Only lines holding the word "color" should be copied from the material.

-- Dataset content follows --

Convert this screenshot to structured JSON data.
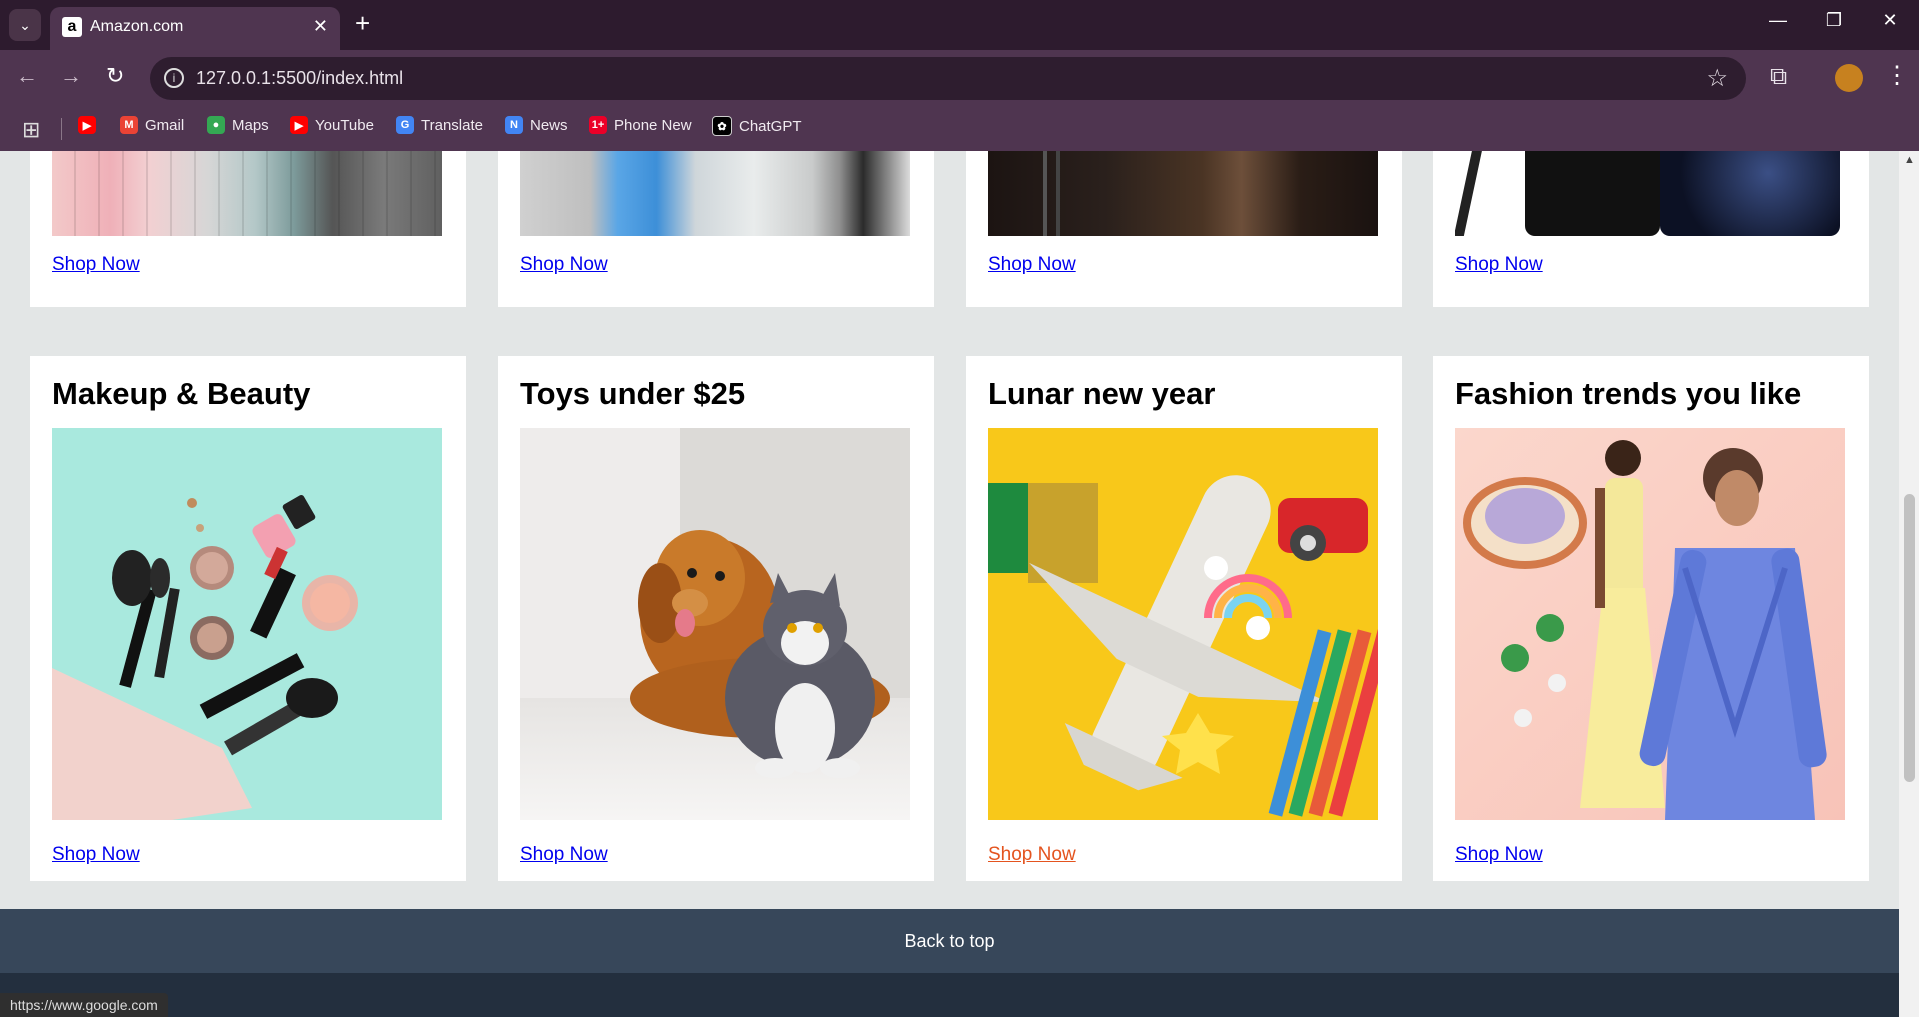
{
  "browser": {
    "tab_title": "Amazon.com",
    "url": "127.0.0.1:5500/index.html",
    "status_url": "https://www.google.com"
  },
  "bookmarks": [
    {
      "label": "",
      "icon": "youtube-icon",
      "color": "#ff0000"
    },
    {
      "label": "Gmail",
      "icon": "gmail-icon",
      "color": "#ea4335"
    },
    {
      "label": "Maps",
      "icon": "maps-icon",
      "color": "#34a853"
    },
    {
      "label": "YouTube",
      "icon": "youtube-icon",
      "color": "#ff0000"
    },
    {
      "label": "Translate",
      "icon": "translate-icon",
      "color": "#4285f4"
    },
    {
      "label": "News",
      "icon": "news-icon",
      "color": "#4285f4"
    },
    {
      "label": "Phone New",
      "icon": "oneplus-icon",
      "color": "#eb0028"
    },
    {
      "label": "ChatGPT",
      "icon": "chatgpt-icon",
      "color": "#000000"
    }
  ],
  "top_cards": [
    {
      "link": "Shop Now"
    },
    {
      "link": "Shop Now"
    },
    {
      "link": "Shop Now"
    },
    {
      "link": "Shop Now"
    }
  ],
  "cards": [
    {
      "title": "Makeup & Beauty",
      "link": "Shop Now"
    },
    {
      "title": "Toys under $25",
      "link": "Shop Now"
    },
    {
      "title": "Lunar new year",
      "link": "Shop Now"
    },
    {
      "title": "Fashion trends you like",
      "link": "Shop Now"
    }
  ],
  "footer": {
    "back_to_top": "Back to top"
  }
}
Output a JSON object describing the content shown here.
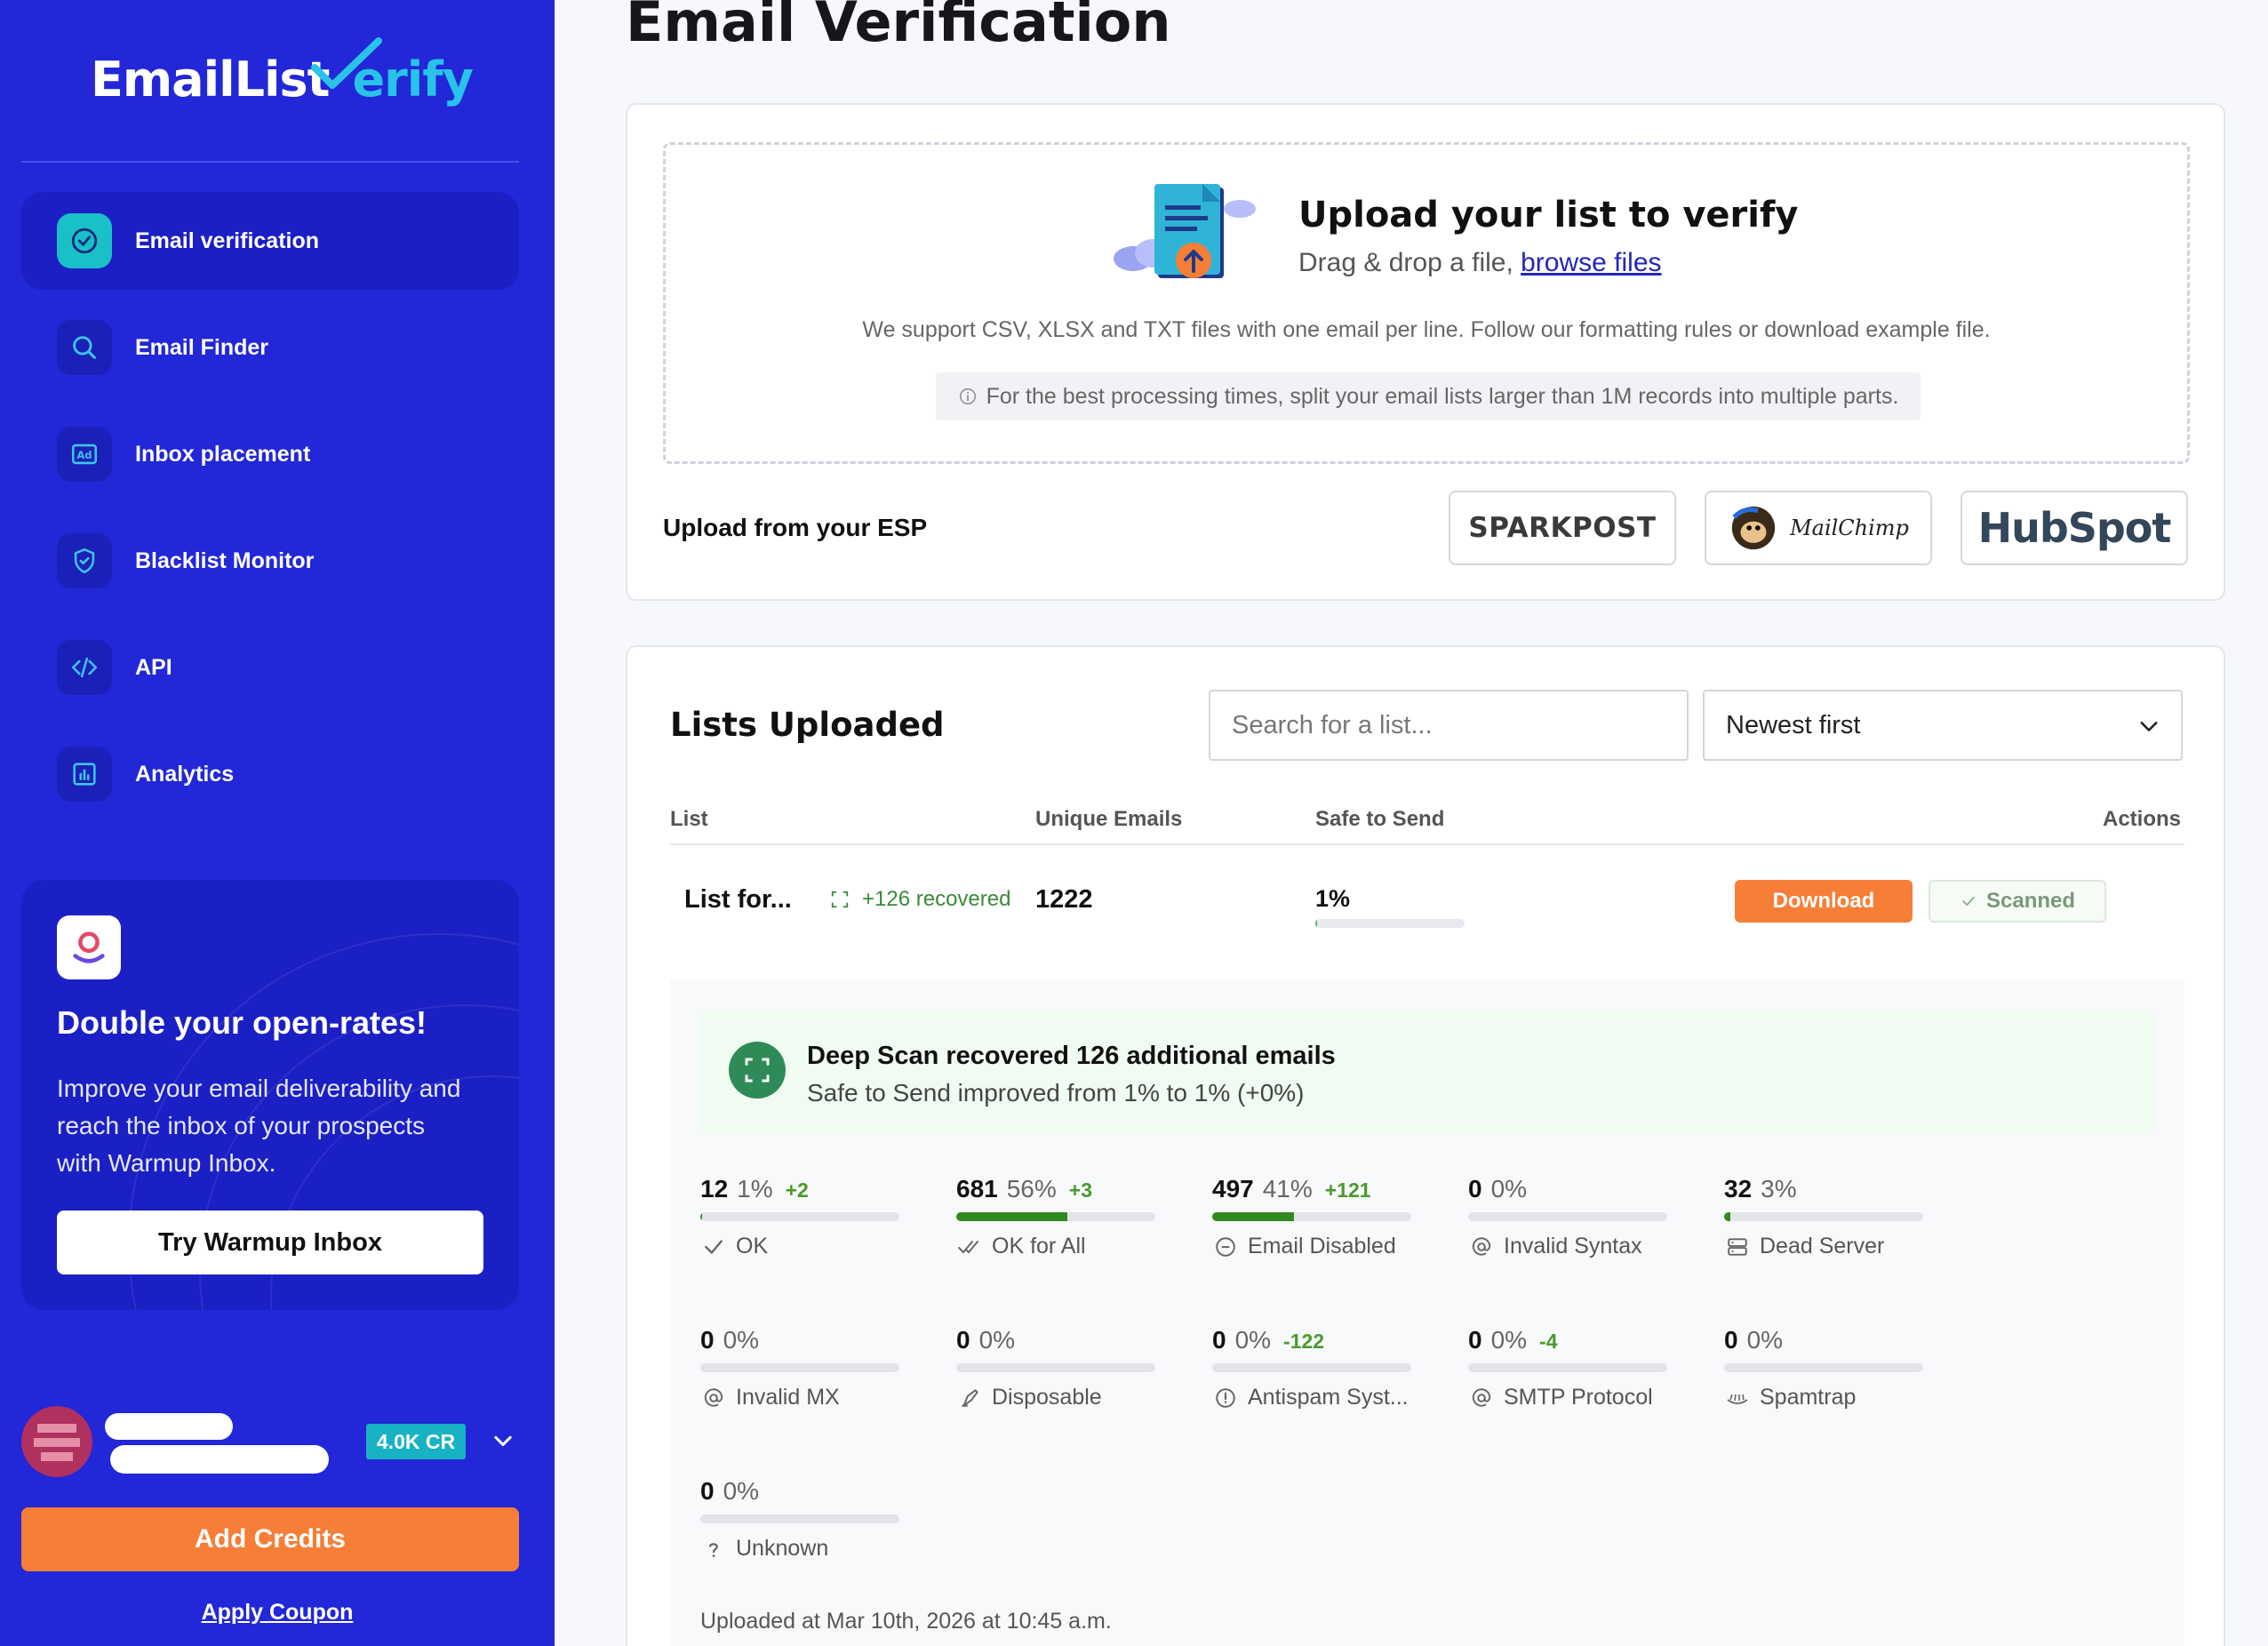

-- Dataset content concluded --

**Expected answer**
      "color": "#ff0000"
      "color": "#ea4335"
      "color": "#34a853"
      "color": "#ff0000"
      "color": "#4285f4"
      "color": "#4285f4"
      "color": "#eb0028"
      "color": "#000000"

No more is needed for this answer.